# Your task:
Each of the following records is to be printed verbatim.

[Data about app and page elements]
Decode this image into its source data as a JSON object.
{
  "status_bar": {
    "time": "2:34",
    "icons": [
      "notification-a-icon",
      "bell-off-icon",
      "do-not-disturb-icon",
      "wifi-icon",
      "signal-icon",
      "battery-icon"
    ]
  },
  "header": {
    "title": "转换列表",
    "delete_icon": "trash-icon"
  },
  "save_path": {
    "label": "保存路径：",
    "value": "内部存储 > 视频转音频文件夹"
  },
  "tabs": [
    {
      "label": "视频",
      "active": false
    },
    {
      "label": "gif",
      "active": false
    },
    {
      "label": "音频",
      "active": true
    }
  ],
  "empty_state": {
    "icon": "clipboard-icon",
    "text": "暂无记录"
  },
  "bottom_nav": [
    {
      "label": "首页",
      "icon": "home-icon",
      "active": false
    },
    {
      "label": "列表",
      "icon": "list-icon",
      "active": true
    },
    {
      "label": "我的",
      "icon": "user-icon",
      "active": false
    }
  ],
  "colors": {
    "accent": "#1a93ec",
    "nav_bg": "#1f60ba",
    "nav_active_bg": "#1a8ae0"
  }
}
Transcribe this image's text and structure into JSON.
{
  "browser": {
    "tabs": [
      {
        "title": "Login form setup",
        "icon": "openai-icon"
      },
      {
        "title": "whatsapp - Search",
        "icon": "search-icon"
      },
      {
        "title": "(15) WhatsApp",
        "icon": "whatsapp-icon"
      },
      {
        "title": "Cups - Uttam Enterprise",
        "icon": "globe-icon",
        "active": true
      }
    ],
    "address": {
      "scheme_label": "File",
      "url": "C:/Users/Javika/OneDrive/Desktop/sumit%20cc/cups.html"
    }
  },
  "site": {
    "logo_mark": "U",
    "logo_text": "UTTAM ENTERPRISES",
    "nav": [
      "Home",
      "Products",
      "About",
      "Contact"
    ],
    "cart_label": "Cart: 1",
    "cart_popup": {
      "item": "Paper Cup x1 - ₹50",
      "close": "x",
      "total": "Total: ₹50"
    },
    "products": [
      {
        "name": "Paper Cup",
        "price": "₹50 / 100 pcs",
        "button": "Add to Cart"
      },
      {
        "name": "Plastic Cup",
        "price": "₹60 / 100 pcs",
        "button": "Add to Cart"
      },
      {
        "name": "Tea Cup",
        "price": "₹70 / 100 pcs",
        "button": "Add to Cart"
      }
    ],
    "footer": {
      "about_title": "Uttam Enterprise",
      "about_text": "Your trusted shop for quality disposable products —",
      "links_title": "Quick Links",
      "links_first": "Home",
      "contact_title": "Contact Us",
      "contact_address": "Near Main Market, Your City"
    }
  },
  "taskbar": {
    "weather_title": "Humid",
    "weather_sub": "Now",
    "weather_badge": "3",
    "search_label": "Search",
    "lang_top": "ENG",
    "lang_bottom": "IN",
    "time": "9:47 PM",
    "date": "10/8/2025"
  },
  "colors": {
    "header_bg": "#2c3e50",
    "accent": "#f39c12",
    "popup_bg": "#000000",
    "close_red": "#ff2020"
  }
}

# Exercise response:
Decode this image into its source data as a JSON object.
{
  "status_bar": {
    "time": "2:34",
    "icons": [
      "notification-a-icon",
      "bell-off-icon",
      "do-not-disturb-icon",
      "wifi-icon",
      "signal-icon",
      "battery-icon"
    ]
  },
  "header": {
    "title": "转换列表",
    "delete_icon": "trash-icon"
  },
  "save_path": {
    "label": "保存路径：",
    "value": "内部存储 > 视频转音频文件夹"
  },
  "tabs": [
    {
      "label": "视频",
      "active": false
    },
    {
      "label": "gif",
      "active": false
    },
    {
      "label": "音频",
      "active": true
    }
  ],
  "empty_state": {
    "icon": "clipboard-icon",
    "text": "暂无记录"
  },
  "bottom_nav": [
    {
      "label": "首页",
      "icon": "home-icon",
      "active": false
    },
    {
      "label": "列表",
      "icon": "list-icon",
      "active": true
    },
    {
      "label": "我的",
      "icon": "user-icon",
      "active": false
    }
  ],
  "colors": {
    "accent": "#1a93ec",
    "nav_bg": "#1f60ba",
    "nav_active_bg": "#1a8ae0"
  }
}
Transcribe this image's text and structure into JSON.
{
  "browser": {
    "tabs": [
      {
        "title": "Login form setup",
        "icon": "openai-icon"
      },
      {
        "title": "whatsapp - Search",
        "icon": "search-icon"
      },
      {
        "title": "(15) WhatsApp",
        "icon": "whatsapp-icon"
      },
      {
        "title": "Cups - Uttam Enterprise",
        "icon": "globe-icon",
        "active": true
      }
    ],
    "address": {
      "scheme_label": "File",
      "url": "C:/Users/Javika/OneDrive/Desktop/sumit%20cc/cups.html"
    }
  },
  "site": {
    "logo_mark": "U",
    "logo_text": "UTTAM ENTERPRISES",
    "nav": [
      "Home",
      "Products",
      "About",
      "Contact"
    ],
    "cart_label": "Cart: 1",
    "cart_popup": {
      "item": "Paper Cup x1 - ₹50",
      "close": "x",
      "total": "Total: ₹50"
    },
    "products": [
      {
        "name": "Paper Cup",
        "price": "₹50 / 100 pcs",
        "button": "Add to Cart"
      },
      {
        "name": "Plastic Cup",
        "price": "₹60 / 100 pcs",
        "button": "Add to Cart"
      },
      {
        "name": "Tea Cup",
        "price": "₹70 / 100 pcs",
        "button": "Add to Cart"
      }
    ],
    "footer": {
      "about_title": "Uttam Enterprise",
      "about_text": "Your trusted shop for quality disposable products —",
      "links_title": "Quick Links",
      "links_first": "Home",
      "contact_title": "Contact Us",
      "contact_address": "Near Main Market, Your City"
    }
  },
  "taskbar": {
    "weather_title": "Humid",
    "weather_sub": "Now",
    "weather_badge": "3",
    "search_label": "Search",
    "lang_top": "ENG",
    "lang_bottom": "IN",
    "time": "9:47 PM",
    "date": "10/8/2025"
  },
  "colors": {
    "header_bg": "#2c3e50",
    "accent": "#f39c12",
    "popup_bg": "#000000",
    "close_red": "#ff2020"
  }
}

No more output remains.